*** Block opens ***
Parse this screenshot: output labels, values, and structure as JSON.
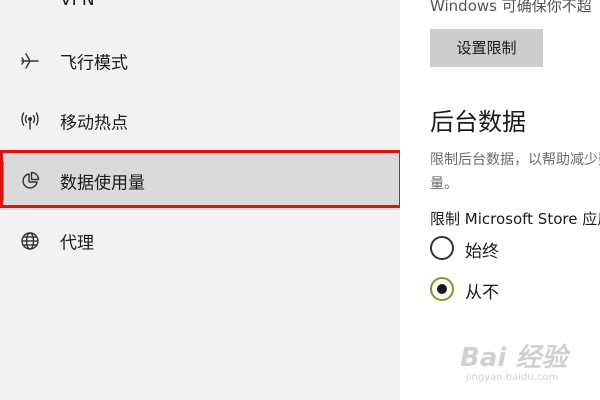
{
  "sidebar": {
    "partial_top_label": "VPN",
    "items": [
      {
        "label": "飞行模式",
        "icon": "airplane-icon"
      },
      {
        "label": "移动热点",
        "icon": "hotspot-icon"
      },
      {
        "label": "数据使用量",
        "icon": "pie-chart-icon",
        "selected": true
      },
      {
        "label": "代理",
        "icon": "globe-icon"
      }
    ]
  },
  "content": {
    "partial_top_text": "Windows 可确保你不超",
    "set_limit_button": "设置限制",
    "background_data": {
      "title": "后台数据",
      "description": "限制后台数据，以帮助减少数据使用量。",
      "store_label": "限制 Microsoft Store 应用",
      "options": [
        {
          "label": "始终",
          "checked": false
        },
        {
          "label": "从不",
          "checked": true
        }
      ]
    }
  },
  "watermark": {
    "brand": "Bai 经验",
    "url": "jingyan.baidu.com"
  },
  "colors": {
    "accent": "#7a9a2a",
    "highlight_border": "#e01010",
    "sidebar_bg": "#f2f2f2",
    "selected_bg": "#dadada",
    "button_bg": "#cccccc"
  }
}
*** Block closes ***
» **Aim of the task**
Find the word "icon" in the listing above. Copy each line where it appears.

» **Solution to this exercise**
        "icon": "airplane-icon"
        "icon": "hotspot-icon"
        "icon": "pie-chart-icon",
        "icon": "globe-icon"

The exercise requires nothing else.